- **DESCRIPTION OF THE TASK**
Look through the entries. Copy each line that has the word "Alerts".

- **RECORDS SHOWN**
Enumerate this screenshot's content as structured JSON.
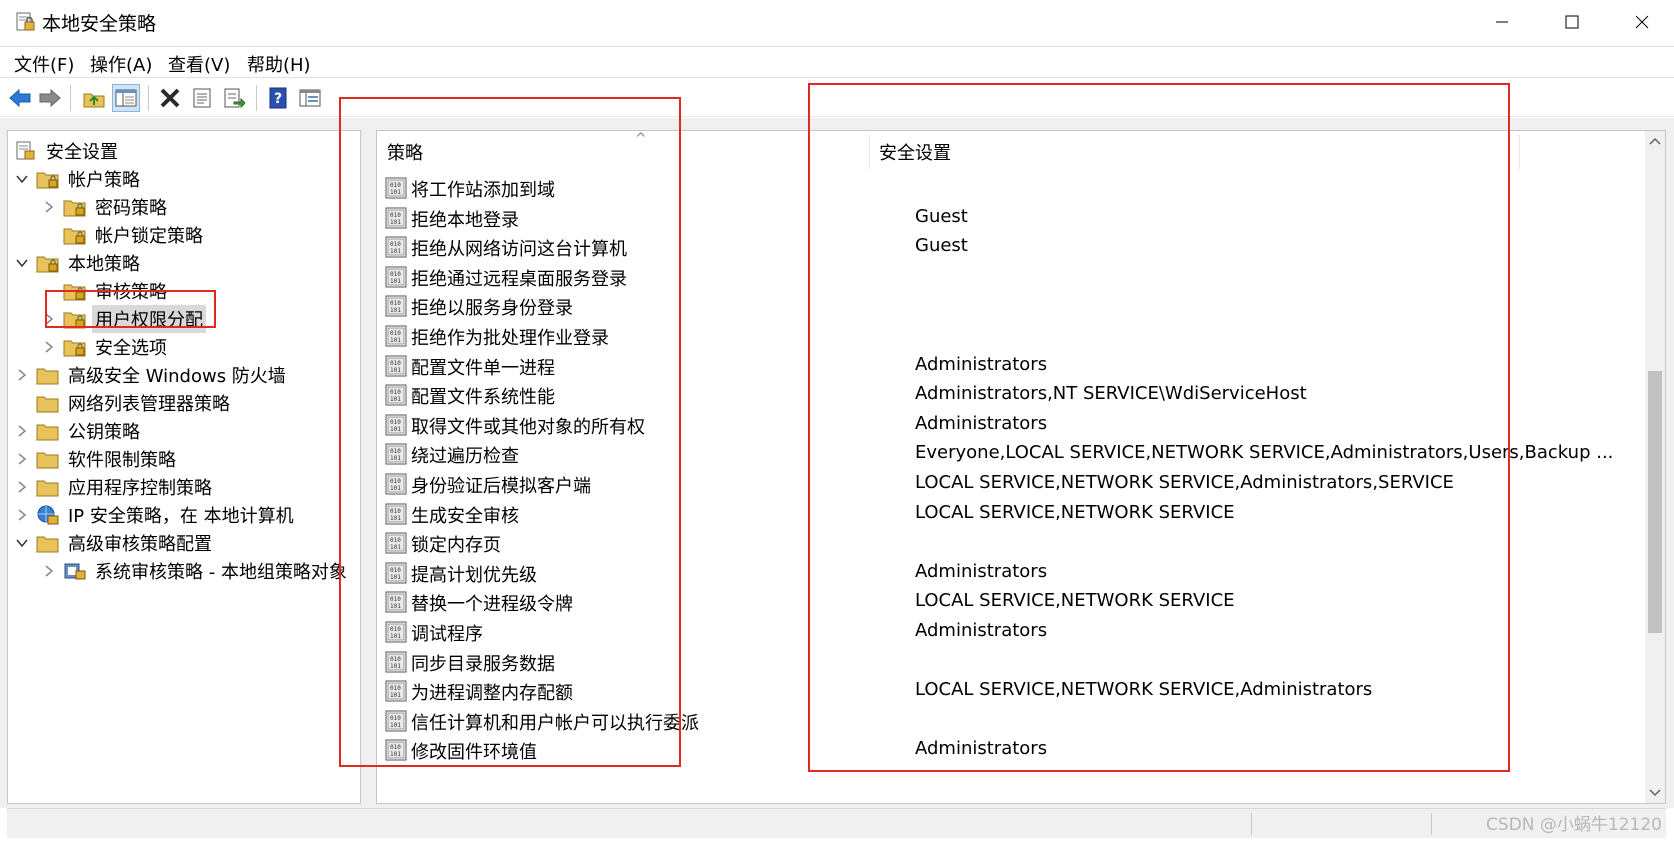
{
  "window": {
    "title": "本地安全策略",
    "controls": {
      "minimize": "minimize-icon",
      "maximize": "maximize-icon",
      "close": "close-icon"
    }
  },
  "menubar": {
    "items": [
      "文件(F)",
      "操作(A)",
      "查看(V)",
      "帮助(H)"
    ]
  },
  "toolbar": {
    "buttons": [
      "back-arrow-icon",
      "forward-arrow-icon",
      "up-folder-icon",
      "show-hide-tree-icon",
      "delete-icon",
      "properties-icon",
      "export-list-icon",
      "help-icon",
      "console-view-icon"
    ]
  },
  "tree": {
    "root": "安全设置",
    "nodes": [
      {
        "label": "帐户策略",
        "expanded": true
      },
      {
        "label": "密码策略"
      },
      {
        "label": "帐户锁定策略"
      },
      {
        "label": "本地策略",
        "expanded": true
      },
      {
        "label": "审核策略"
      },
      {
        "label": "用户权限分配",
        "selected": true
      },
      {
        "label": "安全选项"
      },
      {
        "label": "高级安全 Windows 防火墙"
      },
      {
        "label": "网络列表管理器策略"
      },
      {
        "label": "公钥策略"
      },
      {
        "label": "软件限制策略"
      },
      {
        "label": "应用程序控制策略"
      },
      {
        "label": "IP 安全策略，在 本地计算机"
      },
      {
        "label": "高级审核策略配置",
        "expanded": true
      },
      {
        "label": "系统审核策略 - 本地组策略对象"
      }
    ]
  },
  "list": {
    "columns": [
      "策略",
      "安全设置"
    ],
    "rows": [
      {
        "policy": "将工作站添加到域",
        "setting": ""
      },
      {
        "policy": "拒绝本地登录",
        "setting": "Guest"
      },
      {
        "policy": "拒绝从网络访问这台计算机",
        "setting": "Guest"
      },
      {
        "policy": "拒绝通过远程桌面服务登录",
        "setting": ""
      },
      {
        "policy": "拒绝以服务身份登录",
        "setting": ""
      },
      {
        "policy": "拒绝作为批处理作业登录",
        "setting": ""
      },
      {
        "policy": "配置文件单一进程",
        "setting": "Administrators"
      },
      {
        "policy": "配置文件系统性能",
        "setting": "Administrators,NT SERVICE\\WdiServiceHost"
      },
      {
        "policy": "取得文件或其他对象的所有权",
        "setting": "Administrators"
      },
      {
        "policy": "绕过遍历检查",
        "setting": "Everyone,LOCAL SERVICE,NETWORK SERVICE,Administrators,Users,Backup ..."
      },
      {
        "policy": "身份验证后模拟客户端",
        "setting": "LOCAL SERVICE,NETWORK SERVICE,Administrators,SERVICE"
      },
      {
        "policy": "生成安全审核",
        "setting": "LOCAL SERVICE,NETWORK SERVICE"
      },
      {
        "policy": "锁定内存页",
        "setting": ""
      },
      {
        "policy": "提高计划优先级",
        "setting": "Administrators"
      },
      {
        "policy": "替换一个进程级令牌",
        "setting": "LOCAL SERVICE,NETWORK SERVICE"
      },
      {
        "policy": "调试程序",
        "setting": "Administrators"
      },
      {
        "policy": "同步目录服务数据",
        "setting": ""
      },
      {
        "policy": "为进程调整内存配额",
        "setting": "LOCAL SERVICE,NETWORK SERVICE,Administrators"
      },
      {
        "policy": "信任计算机和用户帐户可以执行委派",
        "setting": ""
      },
      {
        "policy": "修改固件环境值",
        "setting": "Administrators"
      }
    ]
  },
  "watermark": "CSDN @小蜗牛12120",
  "colors": {
    "annotation": "#e02a1f",
    "folder": "#e8c25a",
    "selection": "#d9d9d9"
  }
}
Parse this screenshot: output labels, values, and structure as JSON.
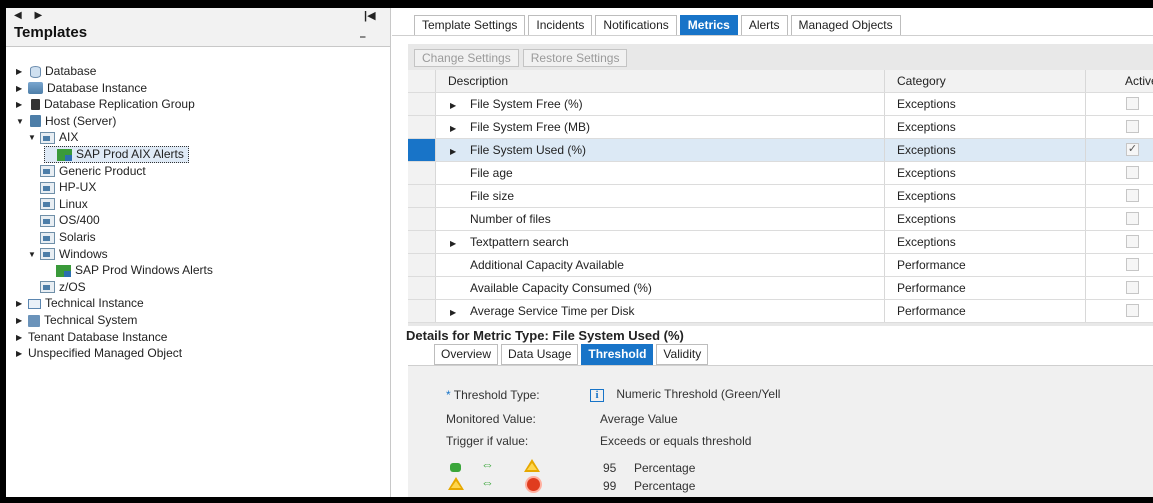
{
  "left": {
    "title": "Templates",
    "tree": [
      {
        "label": "Database",
        "icon": "database-icon",
        "expand": "collapsed"
      },
      {
        "label": "Database Instance",
        "icon": "database-instance-icon",
        "expand": "collapsed"
      },
      {
        "label": "Database Replication Group",
        "icon": "replication-group-icon",
        "expand": "collapsed"
      },
      {
        "label": "Host (Server)",
        "icon": "host-server-icon",
        "expand": "expanded"
      },
      {
        "label": "AIX",
        "icon": "template-icon",
        "expand": "expanded"
      },
      {
        "label": "SAP Prod AIX Alerts",
        "icon": "alert-template-icon",
        "expand": "none",
        "selected": true
      },
      {
        "label": "Generic Product",
        "icon": "template-icon",
        "expand": "none"
      },
      {
        "label": "HP-UX",
        "icon": "template-icon",
        "expand": "none"
      },
      {
        "label": "Linux",
        "icon": "template-icon",
        "expand": "none"
      },
      {
        "label": "OS/400",
        "icon": "template-icon",
        "expand": "none"
      },
      {
        "label": "Solaris",
        "icon": "template-icon",
        "expand": "none"
      },
      {
        "label": "Windows",
        "icon": "template-icon",
        "expand": "expanded"
      },
      {
        "label": "SAP Prod Windows Alerts",
        "icon": "alert-template-icon",
        "expand": "none"
      },
      {
        "label": "z/OS",
        "icon": "template-icon",
        "expand": "none"
      },
      {
        "label": "Technical Instance",
        "icon": "technical-instance-icon",
        "expand": "collapsed"
      },
      {
        "label": "Technical System",
        "icon": "technical-system-icon",
        "expand": "collapsed"
      },
      {
        "label": "Tenant Database Instance",
        "icon": "",
        "expand": "collapsed"
      },
      {
        "label": "Unspecified Managed Object",
        "icon": "",
        "expand": "collapsed"
      }
    ]
  },
  "tabs": [
    "Template Settings",
    "Incidents",
    "Notifications",
    "Metrics",
    "Alerts",
    "Managed Objects"
  ],
  "active_tab": "Metrics",
  "toolbar": {
    "change_settings": "Change Settings",
    "restore_settings": "Restore Settings"
  },
  "grid": {
    "headers": {
      "description": "Description",
      "category": "Category",
      "active": "Active"
    },
    "rows": [
      {
        "description": "File System Free (%)",
        "category": "Exceptions",
        "expandable": true,
        "active": false
      },
      {
        "description": "File System Free (MB)",
        "category": "Exceptions",
        "expandable": true,
        "active": false
      },
      {
        "description": "File System Used (%)",
        "category": "Exceptions",
        "expandable": true,
        "active": true,
        "selected": true
      },
      {
        "description": "File age",
        "category": "Exceptions",
        "expandable": false,
        "active": false
      },
      {
        "description": "File size",
        "category": "Exceptions",
        "expandable": false,
        "active": false
      },
      {
        "description": "Number of files",
        "category": "Exceptions",
        "expandable": false,
        "active": false
      },
      {
        "description": "Textpattern search",
        "category": "Exceptions",
        "expandable": true,
        "active": false
      },
      {
        "description": "Additional Capacity Available",
        "category": "Performance",
        "expandable": false,
        "active": false
      },
      {
        "description": "Available Capacity Consumed (%)",
        "category": "Performance",
        "expandable": false,
        "active": false
      },
      {
        "description": "Average Service Time per Disk",
        "category": "Performance",
        "expandable": true,
        "active": false
      }
    ]
  },
  "details": {
    "title": "Details for Metric Type: File System Used (%)",
    "tabs": [
      "Overview",
      "Data Usage",
      "Threshold",
      "Validity"
    ],
    "active_tab": "Threshold",
    "threshold_type_label": "Threshold Type:",
    "threshold_type_required_marker": "*",
    "threshold_type_value": "Numeric Threshold (Green/Yell",
    "monitored_value_label": "Monitored Value:",
    "monitored_value": "Average Value",
    "trigger_label": "Trigger if value:",
    "trigger_value": "Exceeds or equals threshold",
    "thresholds": [
      {
        "value": "95",
        "unit": "Percentage",
        "from": "green",
        "to": "yellow"
      },
      {
        "value": "99",
        "unit": "Percentage",
        "from": "yellow",
        "to": "red"
      }
    ]
  }
}
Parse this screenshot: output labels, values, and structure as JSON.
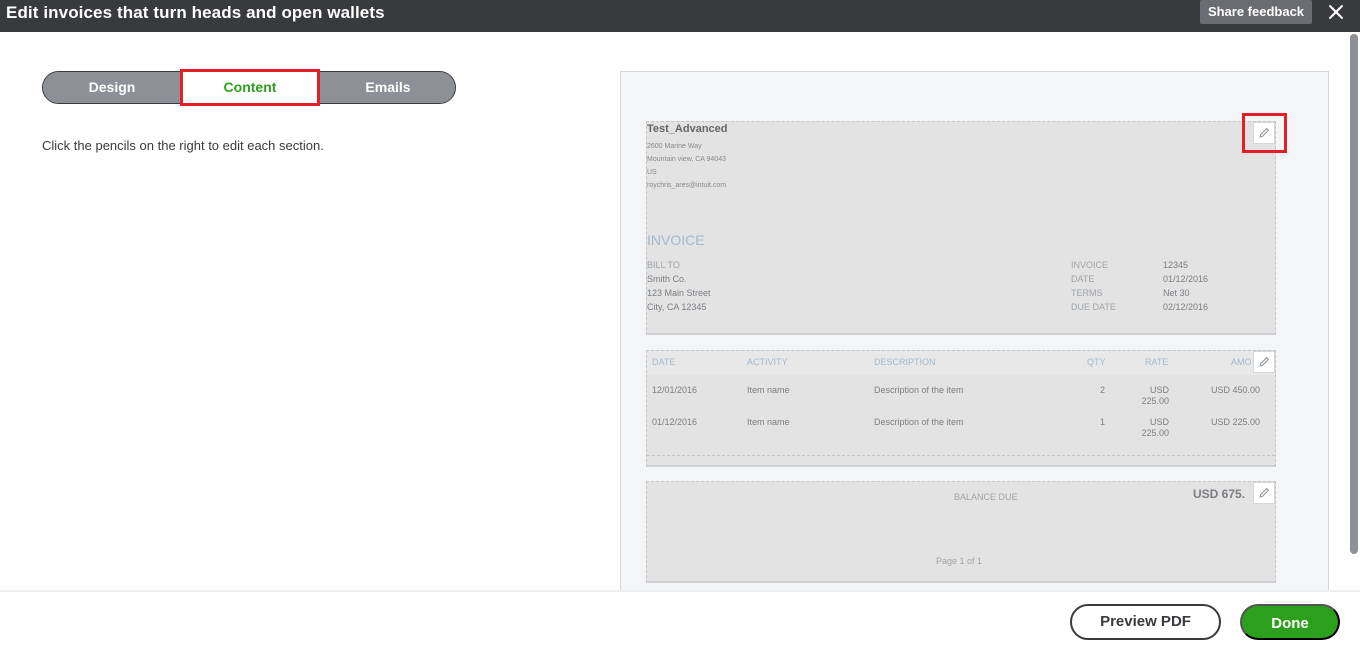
{
  "header": {
    "title": "Edit invoices that turn heads and open wallets",
    "share_feedback": "Share feedback",
    "close_icon": "close-icon"
  },
  "tabs": [
    {
      "label": "Design",
      "active": false
    },
    {
      "label": "Content",
      "active": true
    },
    {
      "label": "Emails",
      "active": false
    }
  ],
  "hint": "Click the pencils on the right to edit each section.",
  "invoice": {
    "company": {
      "name": "Test_Advanced",
      "address1": "2600 Marine Way",
      "address2": "Mountain view, CA 94043",
      "country": "US",
      "email": "roychris_ares@intuit.com"
    },
    "title": "INVOICE",
    "bill_to": {
      "label": "BILL TO",
      "name": "Smith Co.",
      "street": "123 Main Street",
      "city": "City, CA 12345"
    },
    "meta": [
      {
        "label": "INVOICE",
        "value": "12345"
      },
      {
        "label": "DATE",
        "value": "01/12/2016"
      },
      {
        "label": "TERMS",
        "value": "Net 30"
      },
      {
        "label": "DUE DATE",
        "value": "02/12/2016"
      }
    ],
    "columns": {
      "date": "DATE",
      "activity": "ACTIVITY",
      "description": "DESCRIPTION",
      "qty": "QTY",
      "rate": "RATE",
      "amount": "AMO"
    },
    "rows": [
      {
        "date": "12/01/2016",
        "activity": "Item name",
        "description": "Description of the item",
        "qty": "2",
        "rate_l1": "USD",
        "rate_l2": "225.00",
        "amount": "USD 450.00"
      },
      {
        "date": "01/12/2016",
        "activity": "Item name",
        "description": "Description of the item",
        "qty": "1",
        "rate_l1": "USD",
        "rate_l2": "225.00",
        "amount": "USD 225.00"
      }
    ],
    "balance_due_label": "BALANCE DUE",
    "balance_due_value": "USD 675.",
    "page_info": "Page 1 of 1"
  },
  "footer": {
    "preview_pdf": "Preview PDF",
    "done": "Done"
  },
  "colors": {
    "accent_green": "#2ca01c",
    "highlight_red": "#e41e26",
    "topbar": "#393a3d"
  }
}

- **RESPONSE**
        "label": "SAP Prod AIX Alerts",
        "label": "SAP Prod Windows Alerts",
    "Alerts",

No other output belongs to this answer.